[Stored dataset items]
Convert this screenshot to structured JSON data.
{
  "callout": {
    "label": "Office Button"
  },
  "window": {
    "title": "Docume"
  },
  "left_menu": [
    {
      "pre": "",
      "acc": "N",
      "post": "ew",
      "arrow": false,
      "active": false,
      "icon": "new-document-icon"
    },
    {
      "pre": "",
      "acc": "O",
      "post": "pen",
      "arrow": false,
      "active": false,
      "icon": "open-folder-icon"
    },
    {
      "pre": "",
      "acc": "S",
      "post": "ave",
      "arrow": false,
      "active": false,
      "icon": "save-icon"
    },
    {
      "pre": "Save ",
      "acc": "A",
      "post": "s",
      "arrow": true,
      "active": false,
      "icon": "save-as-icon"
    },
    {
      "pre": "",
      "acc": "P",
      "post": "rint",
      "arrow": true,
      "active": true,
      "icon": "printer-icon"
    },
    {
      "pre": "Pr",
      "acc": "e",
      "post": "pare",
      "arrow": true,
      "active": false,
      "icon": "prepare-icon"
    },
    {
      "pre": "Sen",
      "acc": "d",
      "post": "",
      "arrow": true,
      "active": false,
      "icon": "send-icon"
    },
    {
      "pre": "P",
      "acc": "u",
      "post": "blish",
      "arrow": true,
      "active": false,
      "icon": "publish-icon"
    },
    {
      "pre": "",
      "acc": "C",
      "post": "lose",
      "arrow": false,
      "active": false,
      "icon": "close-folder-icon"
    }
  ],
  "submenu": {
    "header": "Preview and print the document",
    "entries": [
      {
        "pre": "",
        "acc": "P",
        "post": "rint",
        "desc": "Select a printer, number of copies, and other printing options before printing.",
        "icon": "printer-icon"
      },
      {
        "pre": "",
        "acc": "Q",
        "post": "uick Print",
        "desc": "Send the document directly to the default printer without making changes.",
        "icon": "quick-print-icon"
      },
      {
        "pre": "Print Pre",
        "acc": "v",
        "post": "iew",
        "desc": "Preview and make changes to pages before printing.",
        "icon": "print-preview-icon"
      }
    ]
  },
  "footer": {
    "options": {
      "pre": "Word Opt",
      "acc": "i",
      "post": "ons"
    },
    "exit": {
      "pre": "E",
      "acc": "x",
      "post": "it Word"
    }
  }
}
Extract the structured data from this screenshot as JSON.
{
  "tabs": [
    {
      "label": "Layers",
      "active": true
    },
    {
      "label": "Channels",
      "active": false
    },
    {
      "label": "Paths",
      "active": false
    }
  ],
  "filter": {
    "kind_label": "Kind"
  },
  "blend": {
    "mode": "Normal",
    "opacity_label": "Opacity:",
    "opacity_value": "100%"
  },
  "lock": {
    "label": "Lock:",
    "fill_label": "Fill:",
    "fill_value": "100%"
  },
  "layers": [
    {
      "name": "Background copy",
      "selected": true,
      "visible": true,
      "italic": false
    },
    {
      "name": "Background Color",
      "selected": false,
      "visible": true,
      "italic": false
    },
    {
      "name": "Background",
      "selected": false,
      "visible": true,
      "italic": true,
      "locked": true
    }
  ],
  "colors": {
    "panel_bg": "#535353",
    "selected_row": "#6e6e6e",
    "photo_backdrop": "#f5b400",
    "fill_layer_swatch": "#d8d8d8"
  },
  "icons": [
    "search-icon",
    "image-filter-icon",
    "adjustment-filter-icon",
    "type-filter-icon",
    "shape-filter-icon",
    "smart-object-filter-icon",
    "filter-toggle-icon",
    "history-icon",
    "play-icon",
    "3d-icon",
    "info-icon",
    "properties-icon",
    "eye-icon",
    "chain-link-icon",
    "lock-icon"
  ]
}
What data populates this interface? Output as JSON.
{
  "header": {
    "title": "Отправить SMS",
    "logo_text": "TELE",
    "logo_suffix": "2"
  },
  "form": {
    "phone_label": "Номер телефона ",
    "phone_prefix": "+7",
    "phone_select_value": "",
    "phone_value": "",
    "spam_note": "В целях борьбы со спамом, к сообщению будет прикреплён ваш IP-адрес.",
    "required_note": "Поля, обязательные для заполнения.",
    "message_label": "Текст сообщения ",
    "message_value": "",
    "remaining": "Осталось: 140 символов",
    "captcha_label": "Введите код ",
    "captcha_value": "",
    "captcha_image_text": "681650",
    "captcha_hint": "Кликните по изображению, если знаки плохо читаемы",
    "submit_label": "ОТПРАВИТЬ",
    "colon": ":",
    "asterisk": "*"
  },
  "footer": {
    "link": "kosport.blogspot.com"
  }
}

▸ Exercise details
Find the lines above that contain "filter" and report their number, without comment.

▸ Output of the exercise
7